(Excerpts from an interface dataset)
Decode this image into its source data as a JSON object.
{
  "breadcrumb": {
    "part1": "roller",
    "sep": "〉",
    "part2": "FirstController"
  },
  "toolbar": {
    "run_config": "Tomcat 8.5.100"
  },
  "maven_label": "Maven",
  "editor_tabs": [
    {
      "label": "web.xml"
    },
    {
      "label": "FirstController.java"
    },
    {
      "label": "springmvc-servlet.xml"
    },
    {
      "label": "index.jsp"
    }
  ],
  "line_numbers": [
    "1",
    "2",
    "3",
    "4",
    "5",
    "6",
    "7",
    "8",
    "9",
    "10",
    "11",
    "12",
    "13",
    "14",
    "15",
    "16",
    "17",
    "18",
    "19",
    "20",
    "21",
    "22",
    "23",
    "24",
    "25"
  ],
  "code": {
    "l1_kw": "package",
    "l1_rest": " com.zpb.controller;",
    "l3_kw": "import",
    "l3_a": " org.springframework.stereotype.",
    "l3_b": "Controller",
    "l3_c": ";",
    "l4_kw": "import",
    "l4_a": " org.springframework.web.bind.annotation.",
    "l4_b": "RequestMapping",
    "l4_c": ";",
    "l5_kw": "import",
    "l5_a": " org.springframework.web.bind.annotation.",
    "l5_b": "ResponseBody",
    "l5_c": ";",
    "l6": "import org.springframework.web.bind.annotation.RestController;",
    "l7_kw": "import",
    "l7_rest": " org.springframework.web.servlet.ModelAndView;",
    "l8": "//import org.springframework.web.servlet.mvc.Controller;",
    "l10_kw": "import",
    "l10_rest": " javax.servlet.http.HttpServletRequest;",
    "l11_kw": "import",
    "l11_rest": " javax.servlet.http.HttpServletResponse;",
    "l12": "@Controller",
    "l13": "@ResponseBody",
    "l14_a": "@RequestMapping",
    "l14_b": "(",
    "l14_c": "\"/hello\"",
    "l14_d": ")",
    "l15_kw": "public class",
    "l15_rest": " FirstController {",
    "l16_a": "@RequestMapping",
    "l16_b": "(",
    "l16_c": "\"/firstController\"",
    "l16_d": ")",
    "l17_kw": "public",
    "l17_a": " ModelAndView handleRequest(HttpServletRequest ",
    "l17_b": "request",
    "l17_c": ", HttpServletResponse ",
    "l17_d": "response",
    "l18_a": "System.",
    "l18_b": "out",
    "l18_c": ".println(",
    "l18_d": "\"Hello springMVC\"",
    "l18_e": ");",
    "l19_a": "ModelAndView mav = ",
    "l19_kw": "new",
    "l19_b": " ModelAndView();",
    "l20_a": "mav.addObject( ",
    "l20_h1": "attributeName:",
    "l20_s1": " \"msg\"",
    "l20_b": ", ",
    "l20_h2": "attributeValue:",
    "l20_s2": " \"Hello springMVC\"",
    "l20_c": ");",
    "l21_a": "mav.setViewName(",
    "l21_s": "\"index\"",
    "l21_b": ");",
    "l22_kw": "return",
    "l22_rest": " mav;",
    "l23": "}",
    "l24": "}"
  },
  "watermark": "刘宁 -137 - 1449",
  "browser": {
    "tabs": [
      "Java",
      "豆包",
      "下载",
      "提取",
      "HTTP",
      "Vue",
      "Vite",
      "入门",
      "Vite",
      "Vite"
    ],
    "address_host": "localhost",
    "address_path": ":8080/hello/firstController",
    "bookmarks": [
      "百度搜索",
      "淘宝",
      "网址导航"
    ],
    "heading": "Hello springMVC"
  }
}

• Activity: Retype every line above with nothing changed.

• Your solution:
Decode this image into its source data as a JSON object.
{
  "breadcrumb": {
    "part1": "roller",
    "sep": "〉",
    "part2": "FirstController"
  },
  "toolbar": {
    "run_config": "Tomcat 8.5.100"
  },
  "maven_label": "Maven",
  "editor_tabs": [
    {
      "label": "web.xml"
    },
    {
      "label": "FirstController.java"
    },
    {
      "label": "springmvc-servlet.xml"
    },
    {
      "label": "index.jsp"
    }
  ],
  "line_numbers": [
    "1",
    "2",
    "3",
    "4",
    "5",
    "6",
    "7",
    "8",
    "9",
    "10",
    "11",
    "12",
    "13",
    "14",
    "15",
    "16",
    "17",
    "18",
    "19",
    "20",
    "21",
    "22",
    "23",
    "24",
    "25"
  ],
  "code": {
    "l1_kw": "package",
    "l1_rest": " com.zpb.controller;",
    "l3_kw": "import",
    "l3_a": " org.springframework.stereotype.",
    "l3_b": "Controller",
    "l3_c": ";",
    "l4_kw": "import",
    "l4_a": " org.springframework.web.bind.annotation.",
    "l4_b": "RequestMapping",
    "l4_c": ";",
    "l5_kw": "import",
    "l5_a": " org.springframework.web.bind.annotation.",
    "l5_b": "ResponseBody",
    "l5_c": ";",
    "l6": "import org.springframework.web.bind.annotation.RestController;",
    "l7_kw": "import",
    "l7_rest": " org.springframework.web.servlet.ModelAndView;",
    "l8": "//import org.springframework.web.servlet.mvc.Controller;",
    "l10_kw": "import",
    "l10_rest": " javax.servlet.http.HttpServletRequest;",
    "l11_kw": "import",
    "l11_rest": " javax.servlet.http.HttpServletResponse;",
    "l12": "@Controller",
    "l13": "@ResponseBody",
    "l14_a": "@RequestMapping",
    "l14_b": "(",
    "l14_c": "\"/hello\"",
    "l14_d": ")",
    "l15_kw": "public class",
    "l15_rest": " FirstController {",
    "l16_a": "@RequestMapping",
    "l16_b": "(",
    "l16_c": "\"/firstController\"",
    "l16_d": ")",
    "l17_kw": "public",
    "l17_a": " ModelAndView handleRequest(HttpServletRequest ",
    "l17_b": "request",
    "l17_c": ", HttpServletResponse ",
    "l17_d": "response",
    "l18_a": "System.",
    "l18_b": "out",
    "l18_c": ".println(",
    "l18_d": "\"Hello springMVC\"",
    "l18_e": ");",
    "l19_a": "ModelAndView mav = ",
    "l19_kw": "new",
    "l19_b": " ModelAndView();",
    "l20_a": "mav.addObject( ",
    "l20_h1": "attributeName:",
    "l20_s1": " \"msg\"",
    "l20_b": ", ",
    "l20_h2": "attributeValue:",
    "l20_s2": " \"Hello springMVC\"",
    "l20_c": ");",
    "l21_a": "mav.setViewName(",
    "l21_s": "\"index\"",
    "l21_b": ");",
    "l22_kw": "return",
    "l22_rest": " mav;",
    "l23": "}",
    "l24": "}"
  },
  "watermark": "刘宁 -137 - 1449",
  "browser": {
    "tabs": [
      "Java",
      "豆包",
      "下载",
      "提取",
      "HTTP",
      "Vue",
      "Vite",
      "入门",
      "Vite",
      "Vite"
    ],
    "address_host": "localhost",
    "address_path": ":8080/hello/firstController",
    "bookmarks": [
      "百度搜索",
      "淘宝",
      "网址导航"
    ],
    "heading": "Hello springMVC"
  }
}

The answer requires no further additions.